This is definitely a moderate hike with the elevation gain/loss, all of the "river" crossings (which were really easy for us to cross, despite our heavy packs, given the water level was pretty low in the streams and there were generous amount of rocks to step on), the narrow trail (at times), navigational issues, the plant life to keep an eye out for, all the downed trees to get over/under, etc. But it's really a low traffic trail, has great views, and is a great little escape from the nearby hustle and bustle of LA.
I recorded the trail using Gaia GPS , basically following the path. It turns out it has length 15mile. Despite this, it is a good trail. Be aware of the bugs on the winter creek trail. They are quite annoying if you want to have some rest. A head net will be very helpful.

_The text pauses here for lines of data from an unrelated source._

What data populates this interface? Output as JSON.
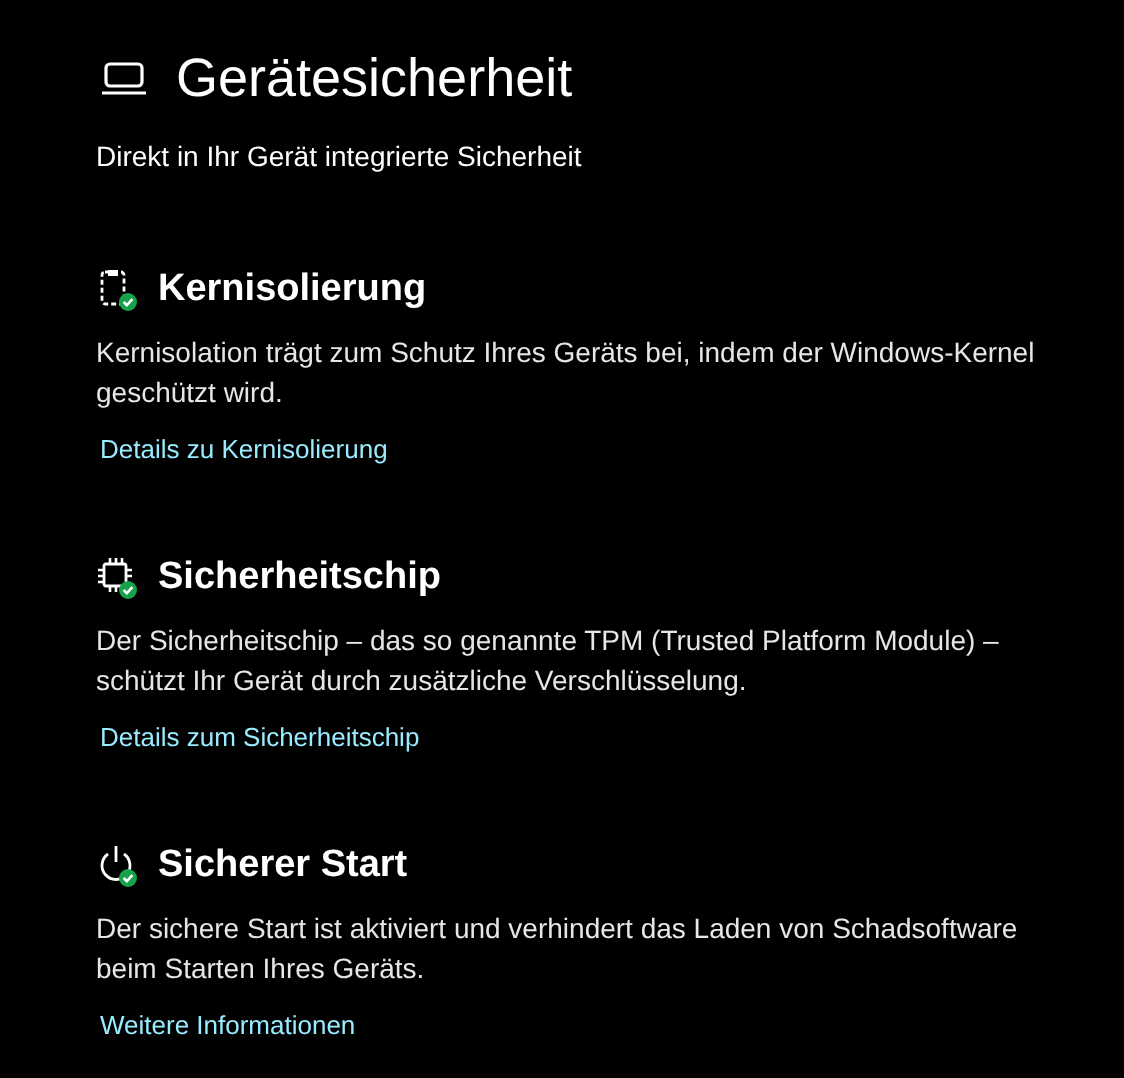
{
  "page": {
    "title": "Gerätesicherheit",
    "subtitle": "Direkt in Ihr Gerät integrierte Sicherheit"
  },
  "sections": [
    {
      "kind": "memory",
      "protected": true,
      "heading": "Kernisolierung",
      "description": "Kernisolation trägt zum Schutz Ihres Geräts bei, indem der Windows-Kernel geschützt wird.",
      "link": "Details zu Kernisolierung"
    },
    {
      "kind": "chip",
      "protected": true,
      "heading": "Sicherheitschip",
      "description": "Der Sicherheitschip – das so genannte TPM (Trusted Platform Module) – schützt Ihr Gerät durch zusätzliche Verschlüsselung.",
      "link": "Details zum Sicherheitschip"
    },
    {
      "kind": "power",
      "protected": true,
      "heading": "Sicherer Start",
      "description": "Der sichere Start ist aktiviert und verhindert das Laden von Schadsoftware beim Starten Ihres Geräts.",
      "link": "Weitere Informationen"
    }
  ]
}
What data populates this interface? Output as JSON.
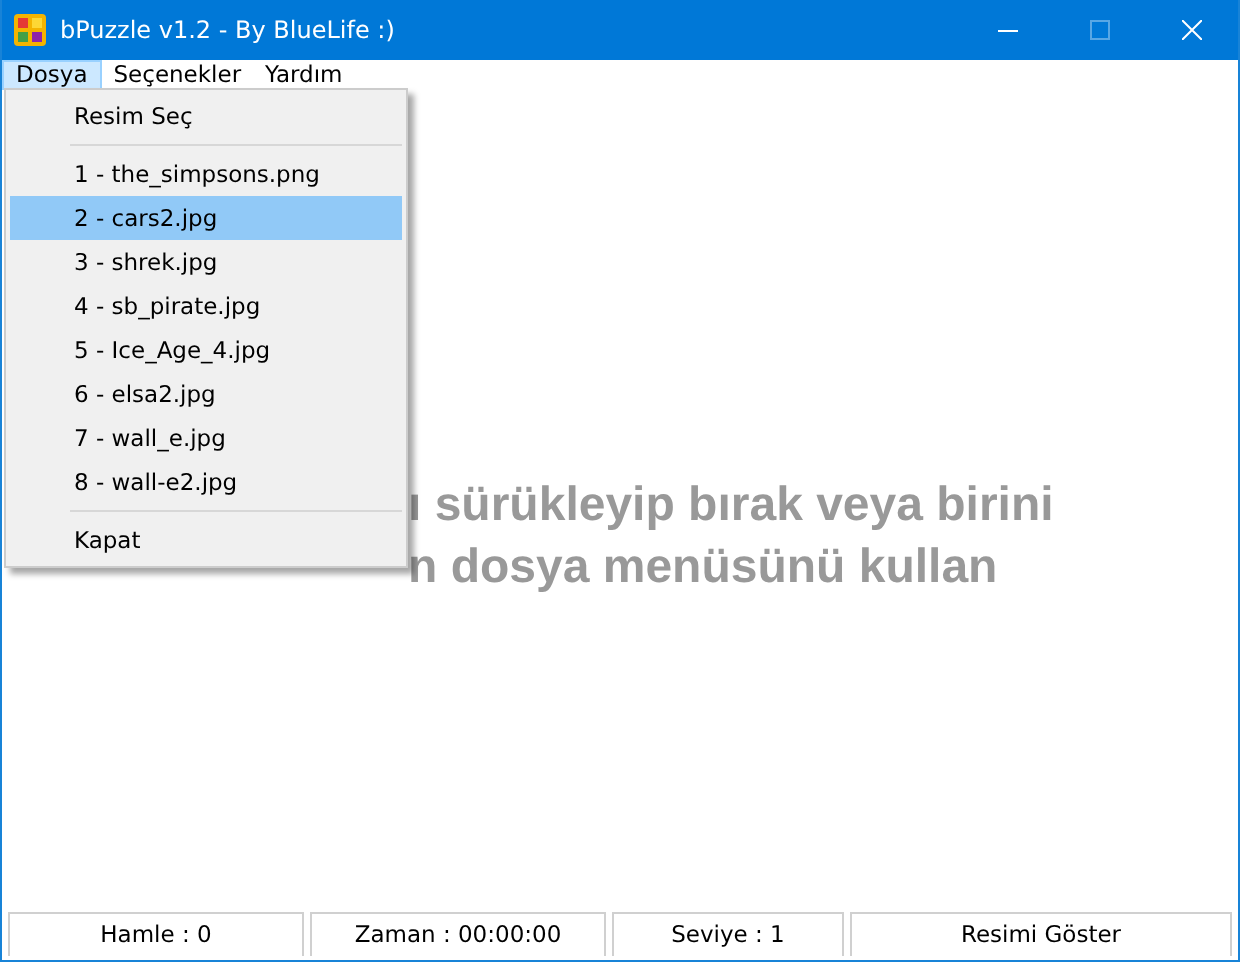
{
  "window": {
    "title": "bPuzzle v1.2 - By BlueLife :)",
    "maximize": {
      "disabled": true
    }
  },
  "menu_bar": [
    {
      "label": "Dosya",
      "selected": true
    },
    {
      "label": "Seçenekler",
      "selected": false
    },
    {
      "label": "Yardım",
      "selected": false
    }
  ],
  "dropdown": [
    {
      "kind": "item",
      "label": "Resim Seç",
      "selected": false
    },
    {
      "kind": "separator"
    },
    {
      "kind": "item",
      "label": "1 - the_simpsons.png",
      "selected": false
    },
    {
      "kind": "item",
      "label": "2 - cars2.jpg",
      "selected": true
    },
    {
      "kind": "item",
      "label": "3 - shrek.jpg",
      "selected": false
    },
    {
      "kind": "item",
      "label": "4 - sb_pirate.jpg",
      "selected": false
    },
    {
      "kind": "item",
      "label": "5 - Ice_Age_4.jpg",
      "selected": false
    },
    {
      "kind": "item",
      "label": "6 - elsa2.jpg",
      "selected": false
    },
    {
      "kind": "item",
      "label": "7 - wall_e.jpg",
      "selected": false
    },
    {
      "kind": "item",
      "label": "8 - wall-e2.jpg",
      "selected": false
    },
    {
      "kind": "separator"
    },
    {
      "kind": "item",
      "label": "Kapat",
      "selected": false
    }
  ],
  "message": [
    "ı sürükleyip bırak veya birini",
    "n dosya menüsünü kullan"
  ],
  "status_bar": [
    "Hamle : 0",
    "Zaman : 00:00:00",
    "Seviye : 1",
    "Resimi Göster"
  ]
}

This is a great workout. The first part of the trail is VERY busy on weekends and if you don't get to the trailhead shortly after the gates open, be prepared to park on the access road and walk up to the trailhead. Cars will end up lined up about a mile down the road. Even if you don't park in the lot you need an adventure pass, so make sure to get one beforehand or at the camp store to the left of the lot to avoid a ticket! After you hike be sure to stop by the store and grab a drink or a burger to support them. The burgers are actually really good too. The trail is very busy for the first section until you reach the falls and then the crowds disappear. Spruce Grove Campground is nicely covered by large trees and well spread out. Its on the hill beside the river so you get the nice calm sound all night while you sleep. After continuing on the hike you'll reach Sturtevant Camp which has a bunch of single room rental cabins and a large communal center which is open on weekends. Theres a big swing so it's a good place to snap some pictures! Continuing on the loop you'll pass the trail up to summit Mt. Wilson and then come to the Mt Zion Summit trail. Its a very short offshoot and the view is totally worth it. It's a challenging but overall fun hike and the last section is all in the sun away from the water so be sure to have enough water. Also lookout for rattle snakes sunning themselves. We encountered about a 3 footer basking on the last section. Happy Hiking!
Great trail but this page is all wrong. There's nearly 2,500 feet of elevation gain and lost, with lots of rolling hills. The trail is really poorly marked and covered with at least 20 downed trees that you have to climb over and under, which is specifically hard while carrying a pack. Carry a filter and a liter of water and you'll be fine (at least right now after all the rain) because you cross running streams a dozen times. The trail is narrow and there is about 40% open air but lots of shade to keep you cool. Valley Forge is the trail at about 2.2 miles where the sign simply points left to "campground" and right points to "trail" so don't go down that way unless you're looking for a pit toilet and some tables to have lunch at. That said, three of us, with a dog took about 3.5 hours to get from the trailhead to West Fork. Of the 7 campsites, 4 others were full aside from ours. On the way out, we split it into two days with an overnight break at Valley Forge campground. They had 4 pit toilets while West Fork only had one. No TP, terrible ventilation but it's better than digging holes. PACK OUT WHAT YOU PACK IN. These trails have no trash cans and people left all sorts of trash at Valley Forge. Lots of great views though.
Johnny L. on Mount Wilson Loop via Chantry Flats